Dataset rows describing interfaces:
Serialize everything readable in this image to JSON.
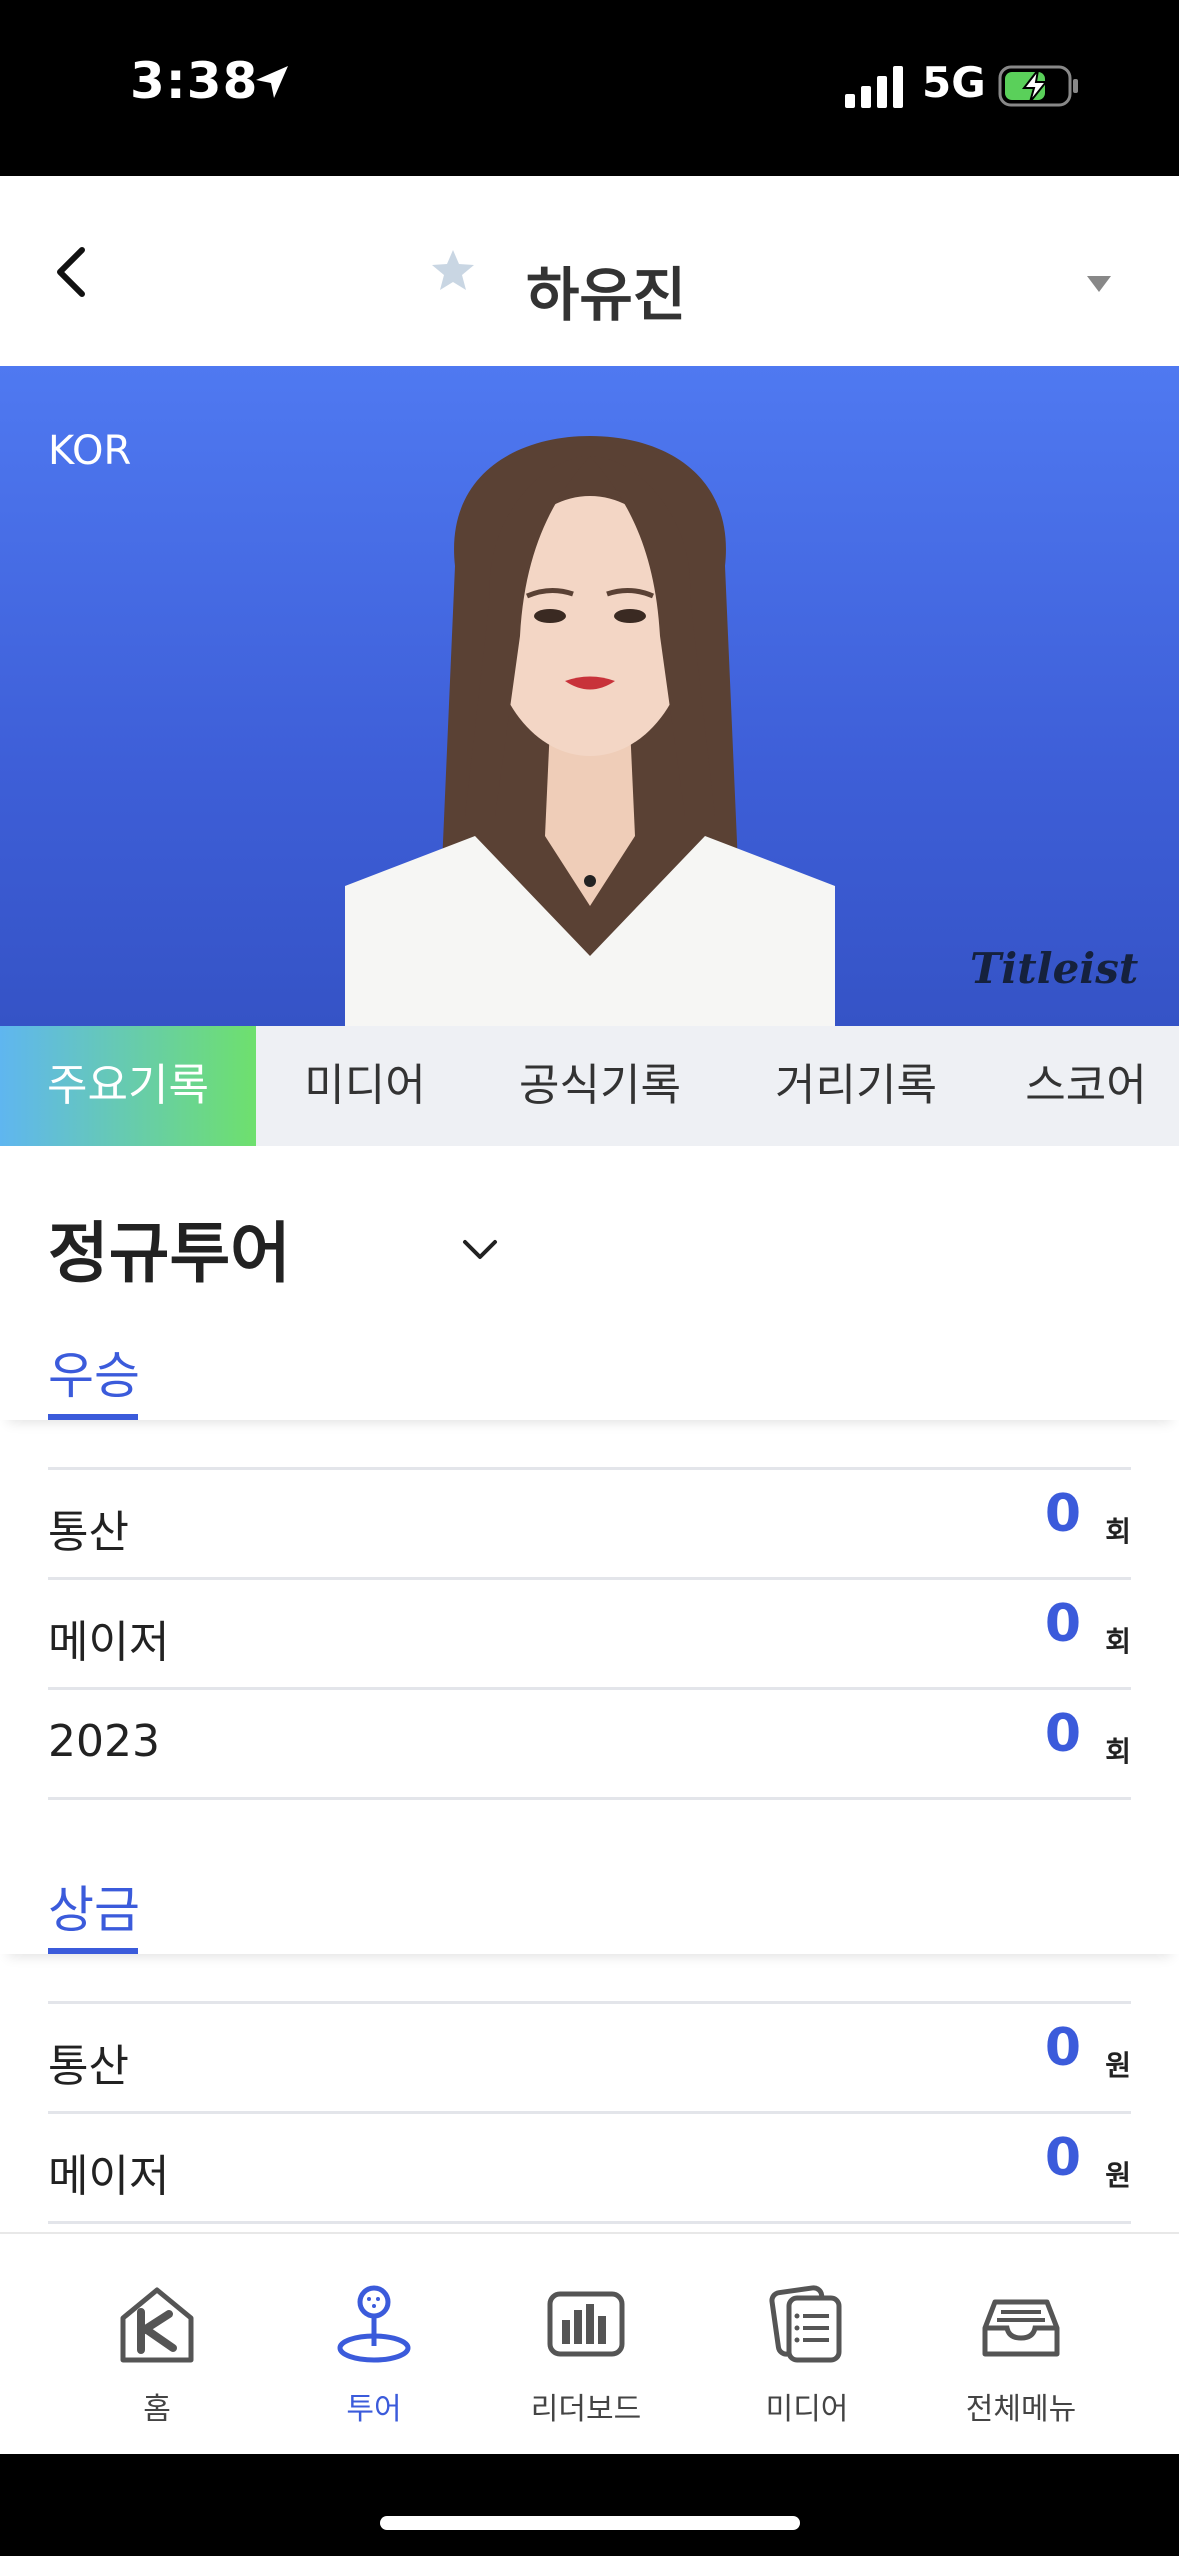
{
  "status_bar": {
    "time": "3:38",
    "network": "5G"
  },
  "header": {
    "player_name": "하유진"
  },
  "hero": {
    "country": "KOR",
    "sponsor": "Titleist",
    "background_color": "#4a6fe8"
  },
  "tabs": [
    {
      "label": "주요기록",
      "active": true
    },
    {
      "label": "미디어"
    },
    {
      "label": "공식기록"
    },
    {
      "label": "거리기록"
    },
    {
      "label": "스코어"
    }
  ],
  "tour_select": {
    "selected": "정규투어"
  },
  "wins": {
    "title": "우승",
    "rows": [
      {
        "label": "통산",
        "value": "0",
        "unit": "회"
      },
      {
        "label": "메이저",
        "value": "0",
        "unit": "회"
      },
      {
        "label": "2023",
        "value": "0",
        "unit": "회"
      }
    ]
  },
  "prize": {
    "title": "상금",
    "rows": [
      {
        "label": "통산",
        "value": "0",
        "unit": "원"
      },
      {
        "label": "메이저",
        "value": "0",
        "unit": "원"
      }
    ]
  },
  "bottom_nav": [
    {
      "label": "홈",
      "icon": "home-icon"
    },
    {
      "label": "투어",
      "icon": "golf-pin-icon",
      "active": true
    },
    {
      "label": "리더보드",
      "icon": "leaderboard-icon"
    },
    {
      "label": "미디어",
      "icon": "media-icon"
    },
    {
      "label": "전체메뉴",
      "icon": "inbox-menu-icon"
    }
  ],
  "colors": {
    "accent": "#3b5bdb",
    "tab_gradient_start": "#5fb6f0",
    "tab_gradient_end": "#6ee06d"
  }
}
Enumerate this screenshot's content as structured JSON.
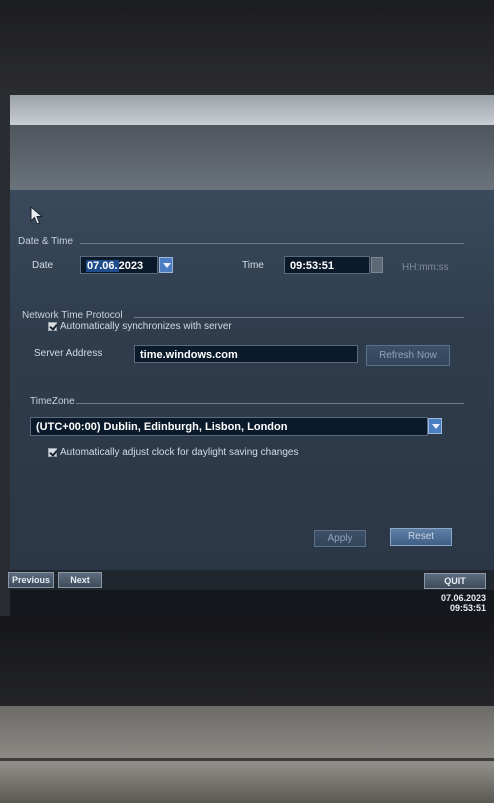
{
  "date_time": {
    "section_title": "Date & Time",
    "date_label": "Date",
    "date_day_month": "07.06.",
    "date_year": "2023",
    "time_label": "Time",
    "time_value": "09:53:51",
    "time_format_hint": "HH:mm:ss"
  },
  "ntp": {
    "section_title": "Network Time Protocol",
    "auto_sync_label": "Automatically synchronizes with server",
    "auto_sync_checked": true,
    "server_address_label": "Server Address",
    "server_address_value": "time.windows.com",
    "refresh_button": "Refresh Now"
  },
  "timezone": {
    "section_title": "TimeZone",
    "selected": "(UTC+00:00) Dublin, Edinburgh, Lisbon, London",
    "dst_label": "Automatically adjust clock for daylight saving changes",
    "dst_checked": true
  },
  "actions": {
    "apply_button": "Apply",
    "reset_button": "Reset"
  },
  "nav": {
    "previous_button": "Previous",
    "next_button": "Next",
    "quit_button": "QUIT"
  },
  "status": {
    "date": "07.06.2023",
    "time": "09:53:51"
  },
  "colors": {
    "panel_background": "#2e3c4c",
    "field_background": "#0b1a2a",
    "button_accent": "#4b7dc2"
  }
}
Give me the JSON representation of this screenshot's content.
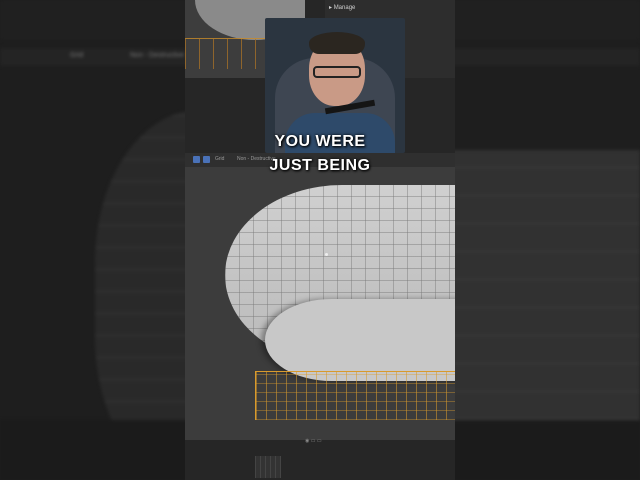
{
  "caption": {
    "line1": "YOU WERE",
    "line2": "JUST BEING"
  },
  "top_panel": {
    "manage_label": "Manage"
  },
  "background_toolbar": {
    "grid_label": "Grid",
    "mode_label": "Non - Destructive"
  },
  "colors": {
    "caption_text": "#ffffff",
    "selection_orange": "#d99a2c",
    "viewport_bg": "#3c3c3c"
  },
  "icons": [
    "play-icon",
    "wireframe-icon",
    "cursor-icon"
  ]
}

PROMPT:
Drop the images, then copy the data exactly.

SOLUTION TO THIS PROBLEM:
Serialize everything readable in this image to JSON.
{
  "status_bar": {
    "time": "3:38",
    "network": "5G"
  },
  "header": {
    "player_name": "하유진"
  },
  "hero": {
    "country": "KOR",
    "sponsor": "Titleist",
    "background_color": "#4a6fe8"
  },
  "tabs": [
    {
      "label": "주요기록",
      "active": true
    },
    {
      "label": "미디어"
    },
    {
      "label": "공식기록"
    },
    {
      "label": "거리기록"
    },
    {
      "label": "스코어"
    }
  ],
  "tour_select": {
    "selected": "정규투어"
  },
  "wins": {
    "title": "우승",
    "rows": [
      {
        "label": "통산",
        "value": "0",
        "unit": "회"
      },
      {
        "label": "메이저",
        "value": "0",
        "unit": "회"
      },
      {
        "label": "2023",
        "value": "0",
        "unit": "회"
      }
    ]
  },
  "prize": {
    "title": "상금",
    "rows": [
      {
        "label": "통산",
        "value": "0",
        "unit": "원"
      },
      {
        "label": "메이저",
        "value": "0",
        "unit": "원"
      }
    ]
  },
  "bottom_nav": [
    {
      "label": "홈",
      "icon": "home-icon"
    },
    {
      "label": "투어",
      "icon": "golf-pin-icon",
      "active": true
    },
    {
      "label": "리더보드",
      "icon": "leaderboard-icon"
    },
    {
      "label": "미디어",
      "icon": "media-icon"
    },
    {
      "label": "전체메뉴",
      "icon": "inbox-menu-icon"
    }
  ],
  "colors": {
    "accent": "#3b5bdb",
    "tab_gradient_start": "#5fb6f0",
    "tab_gradient_end": "#6ee06d"
  }
}
Enumerate this screenshot's content as structured JSON.
{
  "date_time": {
    "section_title": "Date & Time",
    "date_label": "Date",
    "date_day_month": "07.06.",
    "date_year": "2023",
    "time_label": "Time",
    "time_value": "09:53:51",
    "time_format_hint": "HH:mm:ss"
  },
  "ntp": {
    "section_title": "Network Time Protocol",
    "auto_sync_label": "Automatically synchronizes with server",
    "auto_sync_checked": true,
    "server_address_label": "Server Address",
    "server_address_value": "time.windows.com",
    "refresh_button": "Refresh Now"
  },
  "timezone": {
    "section_title": "TimeZone",
    "selected": "(UTC+00:00) Dublin, Edinburgh, Lisbon, London",
    "dst_label": "Automatically adjust clock for daylight saving changes",
    "dst_checked": true
  },
  "actions": {
    "apply_button": "Apply",
    "reset_button": "Reset"
  },
  "nav": {
    "previous_button": "Previous",
    "next_button": "Next",
    "quit_button": "QUIT"
  },
  "status": {
    "date": "07.06.2023",
    "time": "09:53:51"
  },
  "colors": {
    "panel_background": "#2e3c4c",
    "field_background": "#0b1a2a",
    "button_accent": "#4b7dc2"
  }
}
Give me the JSON representation of this screenshot's content.
{
  "caption": {
    "line1": "YOU WERE",
    "line2": "JUST BEING"
  },
  "top_panel": {
    "manage_label": "Manage"
  },
  "background_toolbar": {
    "grid_label": "Grid",
    "mode_label": "Non - Destructive"
  },
  "colors": {
    "caption_text": "#ffffff",
    "selection_orange": "#d99a2c",
    "viewport_bg": "#3c3c3c"
  },
  "icons": [
    "play-icon",
    "wireframe-icon",
    "cursor-icon"
  ]
}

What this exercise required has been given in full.